▶ _TASK DETAILS_:
An exact, complete printout of the listing is wanted, minus its images.

= Beginning of Section =

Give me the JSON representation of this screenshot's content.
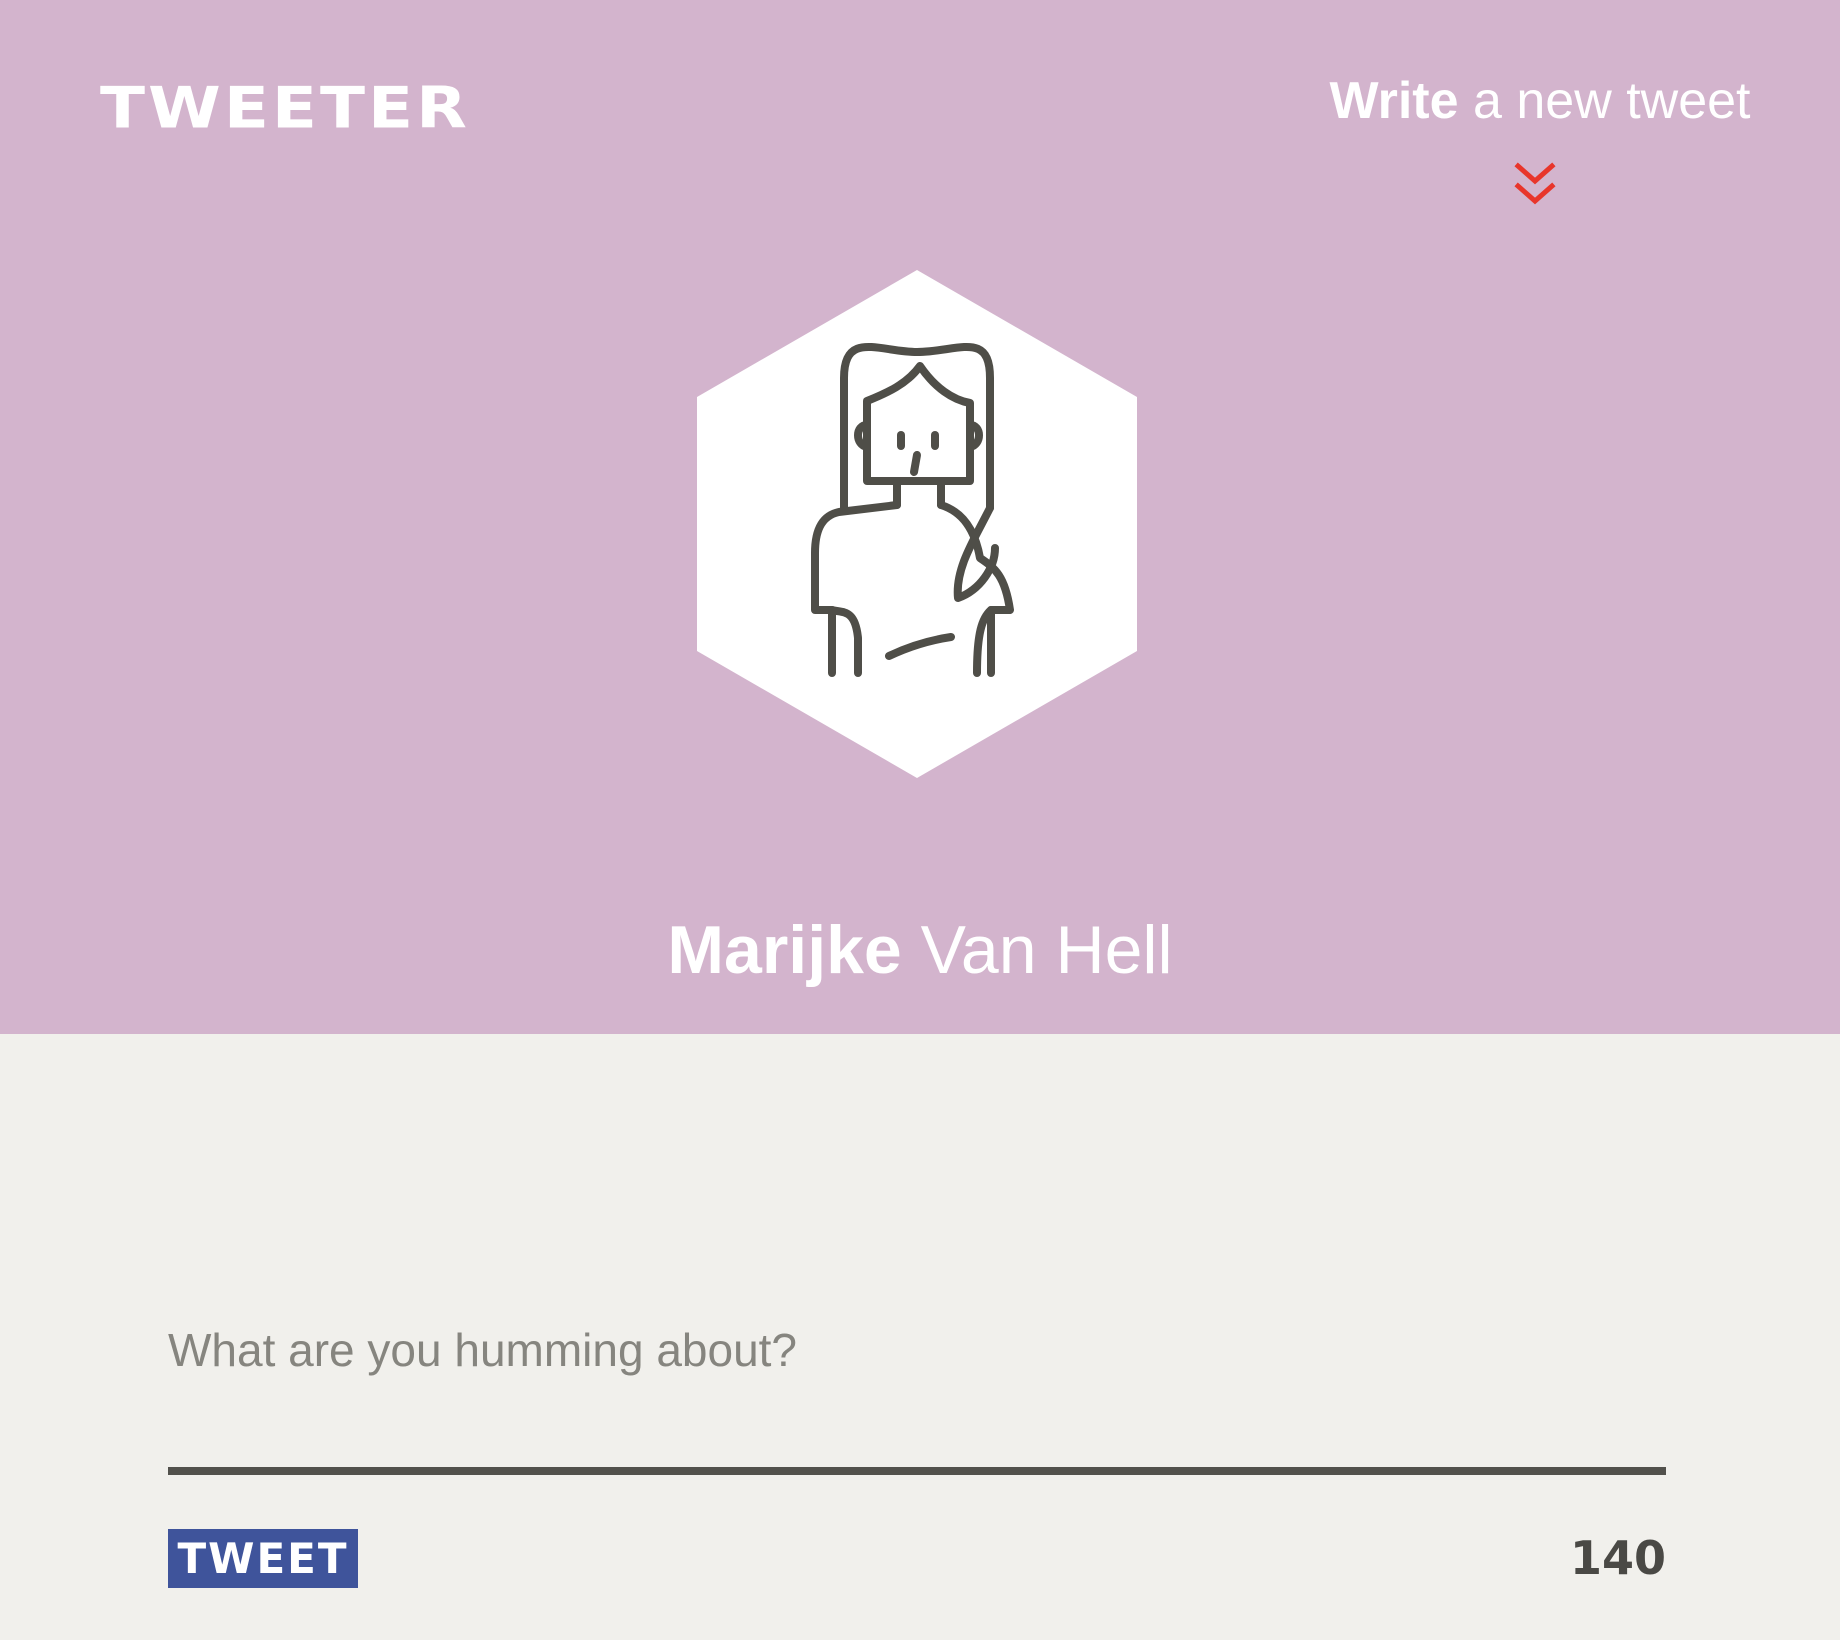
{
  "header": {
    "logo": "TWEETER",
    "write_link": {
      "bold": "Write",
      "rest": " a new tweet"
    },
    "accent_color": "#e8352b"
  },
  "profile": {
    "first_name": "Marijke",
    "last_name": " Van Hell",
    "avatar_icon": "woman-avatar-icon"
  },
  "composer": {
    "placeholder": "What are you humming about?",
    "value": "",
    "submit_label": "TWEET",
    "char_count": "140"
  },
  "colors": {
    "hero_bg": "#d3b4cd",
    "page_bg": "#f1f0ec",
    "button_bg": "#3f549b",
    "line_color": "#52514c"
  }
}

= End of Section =

▶ _TASK OUTPUT_:
Give me the JSON representation of this screenshot's content.
{
  "header": {
    "logo": "TWEETER",
    "write_link": {
      "bold": "Write",
      "rest": " a new tweet"
    },
    "accent_color": "#e8352b"
  },
  "profile": {
    "first_name": "Marijke",
    "last_name": " Van Hell",
    "avatar_icon": "woman-avatar-icon"
  },
  "composer": {
    "placeholder": "What are you humming about?",
    "value": "",
    "submit_label": "TWEET",
    "char_count": "140"
  },
  "colors": {
    "hero_bg": "#d3b4cd",
    "page_bg": "#f1f0ec",
    "button_bg": "#3f549b",
    "line_color": "#52514c"
  }
}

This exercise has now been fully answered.